Element data from apps and pages:
:::

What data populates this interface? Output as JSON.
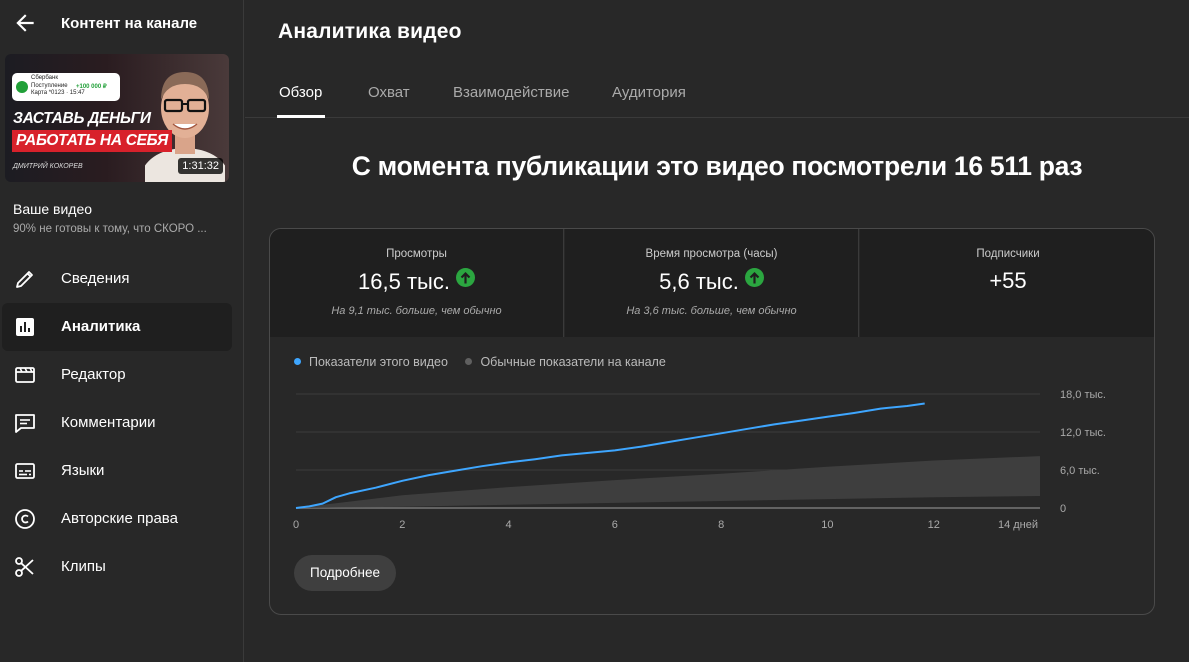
{
  "sidebar": {
    "title": "Контент на канале",
    "thumbnail": {
      "notification_lines": "Сбербанк\nПоступление\nКарта *0123 · 15:47",
      "notification_amount": "+100 000 ₽",
      "line1": "ЗАСТАВЬ ДЕНЬГИ",
      "line2": "РАБОТАТЬ НА СЕБЯ",
      "author": "ДМИТРИЙ КОКОРЕВ",
      "duration": "1:31:32"
    },
    "video_label": "Ваше видео",
    "video_desc": "90% не готовы к тому, что СКОРО ...",
    "items": [
      {
        "label": "Сведения",
        "icon": "pencil-icon",
        "active": false
      },
      {
        "label": "Аналитика",
        "icon": "analytics-icon",
        "active": true
      },
      {
        "label": "Редактор",
        "icon": "editor-icon",
        "active": false
      },
      {
        "label": "Комментарии",
        "icon": "comments-icon",
        "active": false
      },
      {
        "label": "Языки",
        "icon": "subtitles-icon",
        "active": false
      },
      {
        "label": "Авторские права",
        "icon": "copyright-icon",
        "active": false
      },
      {
        "label": "Клипы",
        "icon": "scissors-icon",
        "active": false
      }
    ]
  },
  "main": {
    "title": "Аналитика видео",
    "tabs": [
      {
        "label": "Обзор",
        "active": true
      },
      {
        "label": "Охват",
        "active": false
      },
      {
        "label": "Взаимодействие",
        "active": false
      },
      {
        "label": "Аудитория",
        "active": false
      }
    ],
    "headline": "С момента публикации это видео посмотрели 16 511 раз",
    "metrics": [
      {
        "label": "Просмотры",
        "value": "16,5 тыс.",
        "trend": "up",
        "note": "На 9,1 тыс. больше, чем обычно"
      },
      {
        "label": "Время просмотра (часы)",
        "value": "5,6 тыс.",
        "trend": "up",
        "note": "На 3,6 тыс. больше, чем обычно"
      },
      {
        "label": "Подписчики",
        "value": "+55",
        "trend": "",
        "note": ""
      }
    ],
    "more_button": "Подробнее"
  },
  "colors": {
    "accent_series": "#3ea6ff",
    "typical_series": "#606060",
    "trend_up": "#2ba640",
    "thumbnail_banner": "#d8212b"
  },
  "chart_data": {
    "type": "area",
    "legend": [
      "Показатели этого видео",
      "Обычные показатели на канале"
    ],
    "x_ticks": [
      "0",
      "2",
      "4",
      "6",
      "8",
      "10",
      "12",
      "14 дней"
    ],
    "y_ticks": [
      "18,0 тыс.",
      "12,0 тыс.",
      "6,0 тыс.",
      "0"
    ],
    "xlim": [
      0,
      14
    ],
    "ylim": [
      0,
      18000
    ],
    "grid": true,
    "series": [
      {
        "name": "Показатели этого видео",
        "x": [
          0,
          0.25,
          0.5,
          0.75,
          1,
          1.5,
          2,
          2.5,
          3,
          3.5,
          4,
          4.5,
          5,
          5.5,
          6,
          6.5,
          7,
          7.5,
          8,
          8.5,
          9,
          9.5,
          10,
          10.5,
          11,
          11.5,
          11.83
        ],
        "y": [
          0,
          250,
          700,
          1700,
          2300,
          3200,
          4300,
          5200,
          5900,
          6600,
          7200,
          7700,
          8300,
          8700,
          9100,
          9700,
          10400,
          11100,
          11800,
          12500,
          13200,
          13800,
          14400,
          15000,
          15700,
          16100,
          16500
        ]
      },
      {
        "name": "Обычные показатели на канале",
        "band": true,
        "x": [
          0,
          2,
          4,
          6,
          8,
          10,
          12,
          14
        ],
        "upper": [
          0,
          2000,
          3300,
          4400,
          5400,
          6500,
          7500,
          8200
        ],
        "lower": [
          0,
          200,
          500,
          800,
          1100,
          1400,
          1700,
          1900
        ]
      }
    ]
  }
}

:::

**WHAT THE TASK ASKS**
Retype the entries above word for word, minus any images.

**RESULT OF THE TASK**
What data populates this interface? Output as JSON.
{
  "sidebar": {
    "title": "Контент на канале",
    "thumbnail": {
      "notification_lines": "Сбербанк\nПоступление\nКарта *0123 · 15:47",
      "notification_amount": "+100 000 ₽",
      "line1": "ЗАСТАВЬ ДЕНЬГИ",
      "line2": "РАБОТАТЬ НА СЕБЯ",
      "author": "ДМИТРИЙ КОКОРЕВ",
      "duration": "1:31:32"
    },
    "video_label": "Ваше видео",
    "video_desc": "90% не готовы к тому, что СКОРО ...",
    "items": [
      {
        "label": "Сведения",
        "icon": "pencil-icon",
        "active": false
      },
      {
        "label": "Аналитика",
        "icon": "analytics-icon",
        "active": true
      },
      {
        "label": "Редактор",
        "icon": "editor-icon",
        "active": false
      },
      {
        "label": "Комментарии",
        "icon": "comments-icon",
        "active": false
      },
      {
        "label": "Языки",
        "icon": "subtitles-icon",
        "active": false
      },
      {
        "label": "Авторские права",
        "icon": "copyright-icon",
        "active": false
      },
      {
        "label": "Клипы",
        "icon": "scissors-icon",
        "active": false
      }
    ]
  },
  "main": {
    "title": "Аналитика видео",
    "tabs": [
      {
        "label": "Обзор",
        "active": true
      },
      {
        "label": "Охват",
        "active": false
      },
      {
        "label": "Взаимодействие",
        "active": false
      },
      {
        "label": "Аудитория",
        "active": false
      }
    ],
    "headline": "С момента публикации это видео посмотрели 16 511 раз",
    "metrics": [
      {
        "label": "Просмотры",
        "value": "16,5 тыс.",
        "trend": "up",
        "note": "На 9,1 тыс. больше, чем обычно"
      },
      {
        "label": "Время просмотра (часы)",
        "value": "5,6 тыс.",
        "trend": "up",
        "note": "На 3,6 тыс. больше, чем обычно"
      },
      {
        "label": "Подписчики",
        "value": "+55",
        "trend": "",
        "note": ""
      }
    ],
    "more_button": "Подробнее"
  },
  "colors": {
    "accent_series": "#3ea6ff",
    "typical_series": "#606060",
    "trend_up": "#2ba640",
    "thumbnail_banner": "#d8212b"
  },
  "chart_data": {
    "type": "area",
    "legend": [
      "Показатели этого видео",
      "Обычные показатели на канале"
    ],
    "x_ticks": [
      "0",
      "2",
      "4",
      "6",
      "8",
      "10",
      "12",
      "14 дней"
    ],
    "y_ticks": [
      "18,0 тыс.",
      "12,0 тыс.",
      "6,0 тыс.",
      "0"
    ],
    "xlim": [
      0,
      14
    ],
    "ylim": [
      0,
      18000
    ],
    "grid": true,
    "series": [
      {
        "name": "Показатели этого видео",
        "x": [
          0,
          0.25,
          0.5,
          0.75,
          1,
          1.5,
          2,
          2.5,
          3,
          3.5,
          4,
          4.5,
          5,
          5.5,
          6,
          6.5,
          7,
          7.5,
          8,
          8.5,
          9,
          9.5,
          10,
          10.5,
          11,
          11.5,
          11.83
        ],
        "y": [
          0,
          250,
          700,
          1700,
          2300,
          3200,
          4300,
          5200,
          5900,
          6600,
          7200,
          7700,
          8300,
          8700,
          9100,
          9700,
          10400,
          11100,
          11800,
          12500,
          13200,
          13800,
          14400,
          15000,
          15700,
          16100,
          16500
        ]
      },
      {
        "name": "Обычные показатели на канале",
        "band": true,
        "x": [
          0,
          2,
          4,
          6,
          8,
          10,
          12,
          14
        ],
        "upper": [
          0,
          2000,
          3300,
          4400,
          5400,
          6500,
          7500,
          8200
        ],
        "lower": [
          0,
          200,
          500,
          800,
          1100,
          1400,
          1700,
          1900
        ]
      }
    ]
  }
}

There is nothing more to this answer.